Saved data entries
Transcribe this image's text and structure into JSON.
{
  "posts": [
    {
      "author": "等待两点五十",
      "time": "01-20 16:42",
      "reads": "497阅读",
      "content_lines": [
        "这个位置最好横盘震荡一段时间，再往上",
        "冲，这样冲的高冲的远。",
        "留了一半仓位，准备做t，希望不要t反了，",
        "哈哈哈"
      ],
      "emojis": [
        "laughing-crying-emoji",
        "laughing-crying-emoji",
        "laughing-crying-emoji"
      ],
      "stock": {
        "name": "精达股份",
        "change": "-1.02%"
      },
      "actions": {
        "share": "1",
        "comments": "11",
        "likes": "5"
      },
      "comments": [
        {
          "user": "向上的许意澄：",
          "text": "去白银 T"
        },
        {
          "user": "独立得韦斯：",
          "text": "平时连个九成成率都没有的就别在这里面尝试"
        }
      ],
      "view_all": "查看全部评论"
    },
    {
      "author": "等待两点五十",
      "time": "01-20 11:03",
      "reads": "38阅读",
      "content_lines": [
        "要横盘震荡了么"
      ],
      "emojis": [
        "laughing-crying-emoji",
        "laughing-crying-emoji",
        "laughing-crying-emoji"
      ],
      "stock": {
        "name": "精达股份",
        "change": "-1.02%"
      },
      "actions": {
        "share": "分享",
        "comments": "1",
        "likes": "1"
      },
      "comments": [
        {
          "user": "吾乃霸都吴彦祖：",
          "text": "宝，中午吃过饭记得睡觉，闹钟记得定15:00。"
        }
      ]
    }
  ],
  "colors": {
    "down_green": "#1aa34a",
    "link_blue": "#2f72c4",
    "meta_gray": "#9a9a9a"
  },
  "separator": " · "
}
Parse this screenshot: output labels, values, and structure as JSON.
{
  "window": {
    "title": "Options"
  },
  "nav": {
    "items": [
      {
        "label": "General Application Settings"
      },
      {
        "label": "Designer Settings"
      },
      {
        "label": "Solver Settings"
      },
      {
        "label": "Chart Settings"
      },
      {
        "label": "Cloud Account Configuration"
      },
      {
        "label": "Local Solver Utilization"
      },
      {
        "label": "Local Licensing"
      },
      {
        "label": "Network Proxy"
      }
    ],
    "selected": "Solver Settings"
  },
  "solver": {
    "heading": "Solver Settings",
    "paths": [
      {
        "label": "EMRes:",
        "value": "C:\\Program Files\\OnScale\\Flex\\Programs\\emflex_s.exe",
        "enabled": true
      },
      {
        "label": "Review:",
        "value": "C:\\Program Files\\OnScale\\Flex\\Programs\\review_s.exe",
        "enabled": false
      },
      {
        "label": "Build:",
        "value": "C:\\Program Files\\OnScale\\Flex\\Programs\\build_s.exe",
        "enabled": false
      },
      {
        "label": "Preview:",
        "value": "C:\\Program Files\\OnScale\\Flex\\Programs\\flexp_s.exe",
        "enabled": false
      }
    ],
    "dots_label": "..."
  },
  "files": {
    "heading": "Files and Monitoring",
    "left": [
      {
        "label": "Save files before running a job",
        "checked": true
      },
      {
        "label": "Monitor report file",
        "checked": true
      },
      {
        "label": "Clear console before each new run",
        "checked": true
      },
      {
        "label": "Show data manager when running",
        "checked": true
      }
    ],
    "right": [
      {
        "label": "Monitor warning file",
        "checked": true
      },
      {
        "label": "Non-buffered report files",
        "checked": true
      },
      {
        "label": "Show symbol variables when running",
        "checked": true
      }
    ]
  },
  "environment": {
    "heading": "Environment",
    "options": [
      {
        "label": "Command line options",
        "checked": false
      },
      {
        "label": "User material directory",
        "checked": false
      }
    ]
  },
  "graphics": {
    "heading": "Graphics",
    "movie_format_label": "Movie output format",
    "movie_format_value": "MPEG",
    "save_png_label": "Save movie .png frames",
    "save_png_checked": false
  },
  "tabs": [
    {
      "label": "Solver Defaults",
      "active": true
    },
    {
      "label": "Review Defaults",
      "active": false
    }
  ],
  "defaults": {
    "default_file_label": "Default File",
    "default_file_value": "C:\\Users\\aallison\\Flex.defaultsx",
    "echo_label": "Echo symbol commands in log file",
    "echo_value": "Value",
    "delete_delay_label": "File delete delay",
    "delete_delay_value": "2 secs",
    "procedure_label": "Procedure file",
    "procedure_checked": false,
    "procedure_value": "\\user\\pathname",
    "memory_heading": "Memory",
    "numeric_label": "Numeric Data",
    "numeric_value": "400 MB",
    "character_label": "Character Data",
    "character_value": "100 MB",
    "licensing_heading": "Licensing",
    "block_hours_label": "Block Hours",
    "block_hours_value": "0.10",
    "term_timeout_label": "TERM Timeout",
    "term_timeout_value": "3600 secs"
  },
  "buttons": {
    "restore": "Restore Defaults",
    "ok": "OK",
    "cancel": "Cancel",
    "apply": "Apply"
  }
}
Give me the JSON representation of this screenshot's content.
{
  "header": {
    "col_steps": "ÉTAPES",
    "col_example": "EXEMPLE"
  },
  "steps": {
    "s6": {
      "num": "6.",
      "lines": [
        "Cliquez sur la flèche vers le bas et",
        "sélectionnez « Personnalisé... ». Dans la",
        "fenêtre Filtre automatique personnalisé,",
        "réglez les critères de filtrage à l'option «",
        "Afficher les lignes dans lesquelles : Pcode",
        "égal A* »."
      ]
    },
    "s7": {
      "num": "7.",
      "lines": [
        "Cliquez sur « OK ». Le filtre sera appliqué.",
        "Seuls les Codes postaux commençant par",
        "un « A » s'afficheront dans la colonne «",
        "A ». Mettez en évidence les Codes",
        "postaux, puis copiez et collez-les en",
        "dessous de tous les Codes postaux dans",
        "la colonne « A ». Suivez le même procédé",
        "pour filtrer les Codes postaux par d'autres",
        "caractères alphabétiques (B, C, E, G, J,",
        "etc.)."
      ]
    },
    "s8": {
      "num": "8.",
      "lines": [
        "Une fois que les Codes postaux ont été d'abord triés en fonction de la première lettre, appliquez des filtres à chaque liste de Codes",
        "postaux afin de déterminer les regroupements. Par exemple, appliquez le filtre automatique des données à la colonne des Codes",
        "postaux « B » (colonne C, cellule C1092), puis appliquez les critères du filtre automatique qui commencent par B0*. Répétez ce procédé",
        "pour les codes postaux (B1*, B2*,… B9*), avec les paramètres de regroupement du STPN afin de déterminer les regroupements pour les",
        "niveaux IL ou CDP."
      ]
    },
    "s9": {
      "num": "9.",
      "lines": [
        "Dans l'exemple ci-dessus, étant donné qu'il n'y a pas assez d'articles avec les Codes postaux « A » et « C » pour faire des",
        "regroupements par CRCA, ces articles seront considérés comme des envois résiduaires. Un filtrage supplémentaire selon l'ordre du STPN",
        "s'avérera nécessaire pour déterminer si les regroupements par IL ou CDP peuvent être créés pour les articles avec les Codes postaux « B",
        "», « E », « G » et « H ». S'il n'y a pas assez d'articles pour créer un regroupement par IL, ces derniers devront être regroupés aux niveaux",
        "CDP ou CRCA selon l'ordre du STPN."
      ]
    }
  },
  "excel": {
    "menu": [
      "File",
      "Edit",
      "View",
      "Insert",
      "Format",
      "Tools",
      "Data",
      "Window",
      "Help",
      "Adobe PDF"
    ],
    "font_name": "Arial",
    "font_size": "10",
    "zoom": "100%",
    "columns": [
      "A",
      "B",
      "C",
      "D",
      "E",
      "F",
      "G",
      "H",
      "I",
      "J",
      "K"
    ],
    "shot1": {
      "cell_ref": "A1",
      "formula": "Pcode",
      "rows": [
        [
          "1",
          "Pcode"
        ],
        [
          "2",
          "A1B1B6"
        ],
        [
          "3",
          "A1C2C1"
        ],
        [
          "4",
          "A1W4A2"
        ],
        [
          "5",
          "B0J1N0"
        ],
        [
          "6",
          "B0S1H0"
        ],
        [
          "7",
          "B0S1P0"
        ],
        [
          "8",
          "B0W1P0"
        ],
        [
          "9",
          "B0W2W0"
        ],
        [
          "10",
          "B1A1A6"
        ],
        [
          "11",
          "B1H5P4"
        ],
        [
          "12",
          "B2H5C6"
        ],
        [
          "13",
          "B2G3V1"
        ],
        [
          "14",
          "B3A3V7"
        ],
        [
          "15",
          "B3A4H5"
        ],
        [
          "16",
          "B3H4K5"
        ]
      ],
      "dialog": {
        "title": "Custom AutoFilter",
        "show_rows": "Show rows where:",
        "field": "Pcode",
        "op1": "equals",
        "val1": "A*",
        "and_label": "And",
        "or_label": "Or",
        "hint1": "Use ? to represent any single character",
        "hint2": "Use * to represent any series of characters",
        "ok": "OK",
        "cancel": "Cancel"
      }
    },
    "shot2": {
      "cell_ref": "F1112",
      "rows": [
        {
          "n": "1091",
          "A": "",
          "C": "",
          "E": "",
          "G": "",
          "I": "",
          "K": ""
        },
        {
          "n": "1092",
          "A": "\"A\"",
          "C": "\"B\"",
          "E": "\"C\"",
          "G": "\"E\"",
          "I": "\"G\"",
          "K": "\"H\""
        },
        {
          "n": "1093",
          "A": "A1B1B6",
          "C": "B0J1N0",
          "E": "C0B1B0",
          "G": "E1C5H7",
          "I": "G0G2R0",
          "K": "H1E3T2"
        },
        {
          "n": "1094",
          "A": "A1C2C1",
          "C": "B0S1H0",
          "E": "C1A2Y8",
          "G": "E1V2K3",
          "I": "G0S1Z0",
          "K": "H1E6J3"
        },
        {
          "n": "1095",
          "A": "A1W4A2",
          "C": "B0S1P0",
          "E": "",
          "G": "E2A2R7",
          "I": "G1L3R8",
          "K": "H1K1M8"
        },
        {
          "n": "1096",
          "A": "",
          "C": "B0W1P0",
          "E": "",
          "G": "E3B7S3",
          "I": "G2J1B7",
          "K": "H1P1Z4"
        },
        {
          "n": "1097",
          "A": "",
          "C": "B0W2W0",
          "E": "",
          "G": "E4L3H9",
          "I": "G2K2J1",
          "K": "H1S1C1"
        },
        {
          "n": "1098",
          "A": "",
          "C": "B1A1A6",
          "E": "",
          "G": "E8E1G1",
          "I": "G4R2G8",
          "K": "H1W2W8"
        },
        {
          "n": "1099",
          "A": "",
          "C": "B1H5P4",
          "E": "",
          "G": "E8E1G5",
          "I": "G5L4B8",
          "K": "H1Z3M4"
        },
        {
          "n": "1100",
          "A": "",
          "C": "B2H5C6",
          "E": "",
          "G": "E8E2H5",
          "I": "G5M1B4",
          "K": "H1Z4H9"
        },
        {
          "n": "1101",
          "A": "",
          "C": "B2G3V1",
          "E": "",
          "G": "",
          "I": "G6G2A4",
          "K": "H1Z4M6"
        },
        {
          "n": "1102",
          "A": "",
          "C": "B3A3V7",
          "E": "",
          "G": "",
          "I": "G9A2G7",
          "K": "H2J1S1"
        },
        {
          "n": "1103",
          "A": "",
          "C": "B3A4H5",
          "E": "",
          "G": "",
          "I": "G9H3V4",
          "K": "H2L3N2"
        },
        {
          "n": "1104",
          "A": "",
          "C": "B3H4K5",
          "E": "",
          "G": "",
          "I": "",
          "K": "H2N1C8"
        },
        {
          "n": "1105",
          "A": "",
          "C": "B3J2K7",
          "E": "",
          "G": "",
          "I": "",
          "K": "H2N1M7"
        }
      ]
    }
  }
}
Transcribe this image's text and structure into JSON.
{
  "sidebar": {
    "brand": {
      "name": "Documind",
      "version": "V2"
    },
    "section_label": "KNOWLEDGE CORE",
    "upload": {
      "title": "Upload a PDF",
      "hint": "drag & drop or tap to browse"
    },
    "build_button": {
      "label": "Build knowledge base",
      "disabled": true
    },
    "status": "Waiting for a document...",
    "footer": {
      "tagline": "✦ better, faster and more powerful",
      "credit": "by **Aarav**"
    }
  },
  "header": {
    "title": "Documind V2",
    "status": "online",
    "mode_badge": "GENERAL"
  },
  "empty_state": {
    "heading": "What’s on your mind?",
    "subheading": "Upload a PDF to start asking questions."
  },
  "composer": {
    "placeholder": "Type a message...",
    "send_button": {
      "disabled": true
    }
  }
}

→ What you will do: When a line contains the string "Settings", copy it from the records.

→ Solution for this exercise:
        "label": "General Application Settings"
        "label": "Designer Settings"
        "label": "Solver Settings"
        "label": "Chart Settings"
    "selected": "Solver Settings"
    "heading": "Solver Settings",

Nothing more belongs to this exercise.